"Commerce is the basis of all international relationship, and it is obvious that a national exhibition of a country, products both agricultural and manufactural such as we see here to-day, visited by people almost every part of the world, must materially assist in promoting international trade and a better understanding each of the other’s requirements and aspirations.
" You of the province of Ontario may well be proud of your great annual festival. Every man will find here a true picture of what Canada is doing towards the development of the great inheritance which is here, and an inspiration to stick true to the ideas of the succeeding generations of her citizens, who have built up in less than a century since the incorporation of Toronto as capital, a city worthy of this great position in a great province and true to the meaning of its name, a place of meeting."
Consecration of The Colours
The colours were consecrated that day by Canon Frederick George Scott, beloved Padre of the First Division. At a service which took place on June 30th, 1922, these colours were placed on General Wolfe's monument inside Westminster Abbey in London, England where they remain to this day. The colours were placed there to commemorate ties formed between the Imperial and Canadian service men overseas. Their arrival in London was made an impressive event, the ceremony included a guard of honor and a parade to the Abbey by Imperial troops and Canadian ex-service men.
Following Lord Byng's address, a solemn and impressive ceremony took place. More than 100 women and ex-service men of the G.W.V.A. had worked for three months on the hand sewing of a set of silk colours which were designed by Sergeant Raper, a veteran of Mons, who saw three years of service in the Great War and was seriously wounded. Named the Toronto and York County Great War Veterans Association Colours, they bore the crests of city and county with the G.W.V.A. in the centre, surrounded by maple leafs, in wreath form, all in natural colors. On top of the pole was a little gold beaver and a silver log, emblematic of Canada.
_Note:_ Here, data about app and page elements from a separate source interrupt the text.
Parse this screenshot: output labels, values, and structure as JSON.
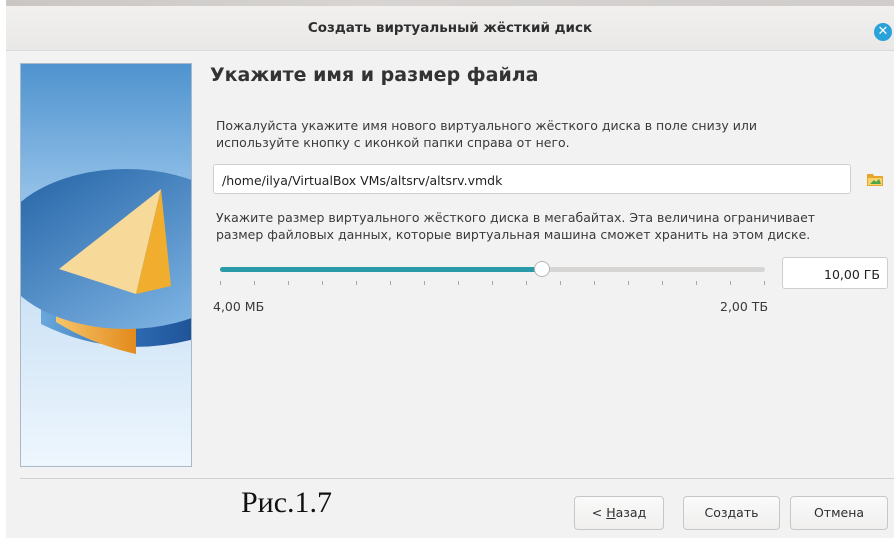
{
  "window": {
    "title": "Создать виртуальный жёсткий диск",
    "close_icon": "close-icon"
  },
  "page": {
    "heading": "Укажите имя и размер файла",
    "file_instruction_line1": "Пожалуйста укажите имя нового виртуального жёсткого диска в поле снизу или",
    "file_instruction_line2": "используйте кнопку с иконкой папки справа от него.",
    "file_path": "/home/ilya/VirtualBox VMs/altsrv/altsrv.vmdk",
    "folder_icon": "folder-icon",
    "size_instruction_line1": "Укажите размер виртуального жёсткого диска в мегабайтах. Эта величина ограничивает",
    "size_instruction_line2": "размер файловых данных, которые виртуальная машина сможет хранить на этом диске.",
    "size_value": "10,00 ГБ",
    "slider_fraction": 0.59,
    "slider_min_label": "4,00 МБ",
    "slider_max_label": "2,00 ТБ"
  },
  "caption": "Рис.1.7",
  "buttons": {
    "back_prefix": "< ",
    "back_mnemonic": "Н",
    "back_rest": "азад",
    "create": "Создать",
    "cancel": "Отмена"
  },
  "colors": {
    "accent": "#2a9aa8",
    "close": "#2aa2da"
  }
}
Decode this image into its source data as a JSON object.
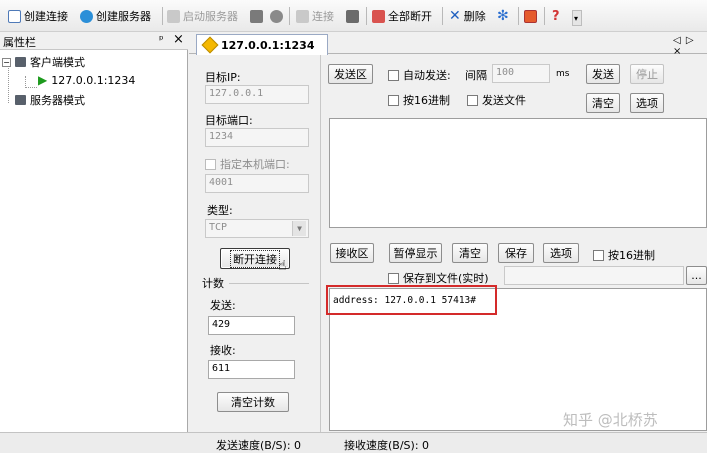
{
  "toolbar": {
    "create_connection": "创建连接",
    "create_server": "创建服务器",
    "start_server": "启动服务器",
    "connect": "连接",
    "disconnect_all": "全部断开",
    "delete": "删除"
  },
  "sidebar": {
    "title": "属性栏",
    "pin": "ᵖ",
    "close": "×",
    "client_mode": "客户端模式",
    "client_conn": "127.0.0.1:1234",
    "server_mode": "服务器模式"
  },
  "tab": {
    "label": "127.0.0.1:1234",
    "nav": "◁ ▷ ×"
  },
  "left": {
    "target_ip_label": "目标IP:",
    "target_ip": "127.0.0.1",
    "target_port_label": "目标端口:",
    "target_port": "1234",
    "local_port_label": "指定本机端口:",
    "local_port": "4001",
    "type_label": "类型:",
    "type_value": "TCP",
    "disconnect": "断开连接",
    "count_label": "计数",
    "send_label": "发送:",
    "send_count": "429",
    "recv_label": "接收:",
    "recv_count": "611",
    "clear_count": "清空计数"
  },
  "send": {
    "title": "发送区",
    "auto_send": "自动发送:",
    "interval_label": "间隔",
    "interval_value": "100",
    "interval_unit": "ms",
    "send_btn": "发送",
    "stop_btn": "停止",
    "hex": "按16进制",
    "send_file": "发送文件",
    "clear_btn": "清空",
    "options_btn": "选项"
  },
  "recv": {
    "title": "接收区",
    "pause": "暂停显示",
    "clear": "清空",
    "save": "保存",
    "options": "选项",
    "hex": "按16进制",
    "save_file": "保存到文件(实时)",
    "browse": "...",
    "content": "address: 127.0.0.1 57413#"
  },
  "status": {
    "send_speed": "发送速度(B/S): 0",
    "recv_speed": "接收速度(B/S): 0"
  },
  "watermark": "知乎 @北桥苏",
  "colors": {
    "highlight_border": "#d42a2a",
    "tab_accent": "#f5b800"
  }
}
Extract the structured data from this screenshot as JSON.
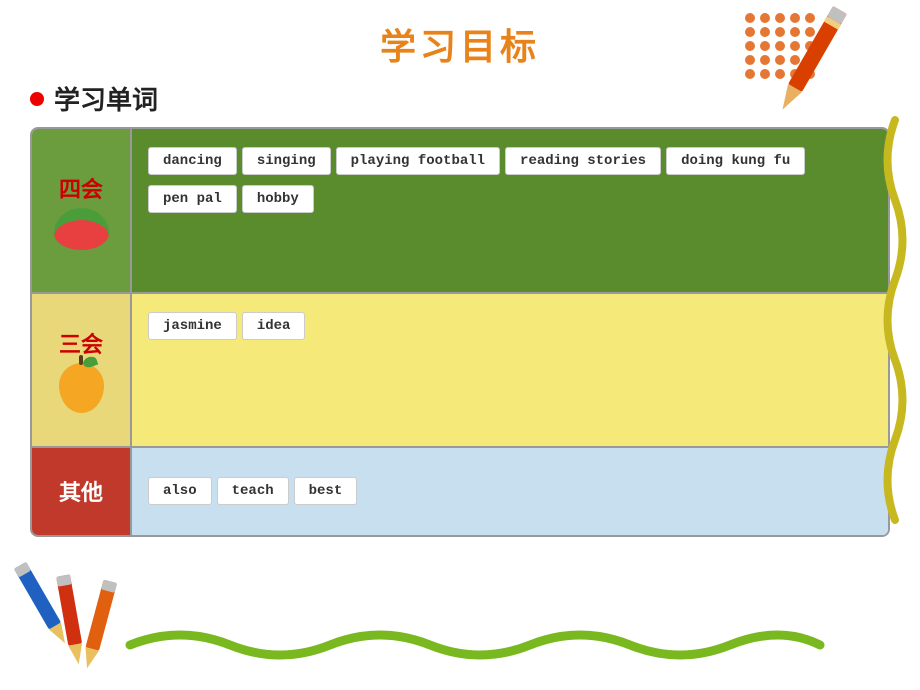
{
  "title": "学习目标",
  "bullet": {
    "label": "学习单词"
  },
  "sections": {
    "sihui": {
      "label": "四会",
      "words_row1": [
        "dancing",
        "singing",
        "playing football",
        "reading stories",
        "doing kung fu"
      ],
      "words_row2": [
        "pen pal",
        "hobby"
      ]
    },
    "sanhui": {
      "label": "三会",
      "words_row1": [
        "jasmine",
        "idea"
      ]
    },
    "qita": {
      "label": "其他",
      "words_row1": [
        "also",
        "teach",
        "best"
      ]
    }
  },
  "decorations": {
    "polka_dot_rows": 5,
    "polka_dot_cols": 5
  }
}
To bring the first Warriors' Day to a conclusion, that evening a special performance arranged by the veterans in honor of Lord Byng took place at the C.N.E. Grandstand. The performances included a massed band concert, dances, a naval gun display by the Naval Veteran’s Association, exhibitions of boxing by ex-service men, Victoria Cross race where a body of men rescue a wounded soldier in front of the enemy and carry him back to safety, community singing, and an Empire tableau, which proved to be exceptionally impressive. The general idea was to convey to the the immensity and greatness of the British Empire.